=== Information supplied ===

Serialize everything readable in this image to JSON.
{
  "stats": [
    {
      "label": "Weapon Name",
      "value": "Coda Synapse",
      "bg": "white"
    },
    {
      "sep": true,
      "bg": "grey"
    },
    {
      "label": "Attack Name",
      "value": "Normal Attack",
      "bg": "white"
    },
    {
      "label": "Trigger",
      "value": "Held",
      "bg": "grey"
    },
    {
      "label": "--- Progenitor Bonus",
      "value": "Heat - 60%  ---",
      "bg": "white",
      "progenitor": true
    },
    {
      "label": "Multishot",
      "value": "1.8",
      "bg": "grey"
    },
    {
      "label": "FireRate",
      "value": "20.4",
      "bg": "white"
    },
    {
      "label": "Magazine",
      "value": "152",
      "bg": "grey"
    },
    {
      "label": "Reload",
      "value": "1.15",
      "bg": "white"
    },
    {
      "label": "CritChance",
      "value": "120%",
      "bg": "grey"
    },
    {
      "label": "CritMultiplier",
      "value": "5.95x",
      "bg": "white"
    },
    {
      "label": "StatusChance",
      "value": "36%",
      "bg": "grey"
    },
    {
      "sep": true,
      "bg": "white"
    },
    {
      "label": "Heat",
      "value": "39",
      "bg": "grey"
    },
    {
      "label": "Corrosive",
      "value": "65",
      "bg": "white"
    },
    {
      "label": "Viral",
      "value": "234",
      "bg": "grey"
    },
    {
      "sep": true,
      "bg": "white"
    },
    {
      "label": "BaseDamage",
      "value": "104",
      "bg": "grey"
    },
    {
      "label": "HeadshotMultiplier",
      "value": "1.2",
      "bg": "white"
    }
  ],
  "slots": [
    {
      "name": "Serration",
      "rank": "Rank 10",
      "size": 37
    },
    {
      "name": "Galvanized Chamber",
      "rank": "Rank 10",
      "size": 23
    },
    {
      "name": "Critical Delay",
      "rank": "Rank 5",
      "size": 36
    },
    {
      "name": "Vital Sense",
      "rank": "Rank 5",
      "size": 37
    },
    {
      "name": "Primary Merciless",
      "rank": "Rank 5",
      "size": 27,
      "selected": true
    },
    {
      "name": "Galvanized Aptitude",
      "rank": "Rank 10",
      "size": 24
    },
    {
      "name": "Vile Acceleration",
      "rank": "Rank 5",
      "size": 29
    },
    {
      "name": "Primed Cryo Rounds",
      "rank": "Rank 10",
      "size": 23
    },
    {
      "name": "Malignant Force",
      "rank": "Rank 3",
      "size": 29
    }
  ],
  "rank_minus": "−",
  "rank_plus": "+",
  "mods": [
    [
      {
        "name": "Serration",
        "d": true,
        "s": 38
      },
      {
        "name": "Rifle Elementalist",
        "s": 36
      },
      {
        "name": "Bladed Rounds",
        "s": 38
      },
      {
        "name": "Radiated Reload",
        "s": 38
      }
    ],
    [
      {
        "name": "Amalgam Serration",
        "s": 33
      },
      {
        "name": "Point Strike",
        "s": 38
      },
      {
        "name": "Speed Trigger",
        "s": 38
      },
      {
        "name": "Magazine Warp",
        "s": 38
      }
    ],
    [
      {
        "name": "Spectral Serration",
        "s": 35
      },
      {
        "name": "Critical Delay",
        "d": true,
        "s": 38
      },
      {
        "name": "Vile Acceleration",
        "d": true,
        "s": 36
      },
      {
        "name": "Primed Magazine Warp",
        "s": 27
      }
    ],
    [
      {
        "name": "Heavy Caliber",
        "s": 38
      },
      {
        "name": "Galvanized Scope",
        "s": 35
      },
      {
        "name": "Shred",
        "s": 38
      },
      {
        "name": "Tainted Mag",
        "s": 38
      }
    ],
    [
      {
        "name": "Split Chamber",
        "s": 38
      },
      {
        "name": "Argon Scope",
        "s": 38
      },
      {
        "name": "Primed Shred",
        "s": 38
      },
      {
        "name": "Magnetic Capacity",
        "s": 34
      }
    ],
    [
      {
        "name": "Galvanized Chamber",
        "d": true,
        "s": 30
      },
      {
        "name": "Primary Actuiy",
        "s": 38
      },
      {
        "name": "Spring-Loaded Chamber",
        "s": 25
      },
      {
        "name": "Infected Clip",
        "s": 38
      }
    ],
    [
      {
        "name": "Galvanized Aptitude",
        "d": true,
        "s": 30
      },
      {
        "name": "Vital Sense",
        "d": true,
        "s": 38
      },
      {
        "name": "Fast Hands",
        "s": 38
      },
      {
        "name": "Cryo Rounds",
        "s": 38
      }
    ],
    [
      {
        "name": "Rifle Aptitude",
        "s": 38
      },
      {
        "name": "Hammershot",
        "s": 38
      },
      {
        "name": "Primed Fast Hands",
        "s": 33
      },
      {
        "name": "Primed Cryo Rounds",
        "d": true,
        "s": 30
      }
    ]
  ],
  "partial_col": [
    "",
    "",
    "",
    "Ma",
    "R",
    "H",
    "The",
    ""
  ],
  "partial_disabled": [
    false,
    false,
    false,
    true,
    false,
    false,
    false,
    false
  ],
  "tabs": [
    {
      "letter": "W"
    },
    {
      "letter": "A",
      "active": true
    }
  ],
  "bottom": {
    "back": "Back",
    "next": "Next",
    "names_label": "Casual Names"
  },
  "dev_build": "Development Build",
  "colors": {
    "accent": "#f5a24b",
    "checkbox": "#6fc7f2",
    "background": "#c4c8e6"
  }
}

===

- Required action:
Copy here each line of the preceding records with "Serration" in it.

- Output below:
      "name": "Serration",
        "name": "Serration",
        "name": "Amalgam Serration",
        "name": "Spectral Serration",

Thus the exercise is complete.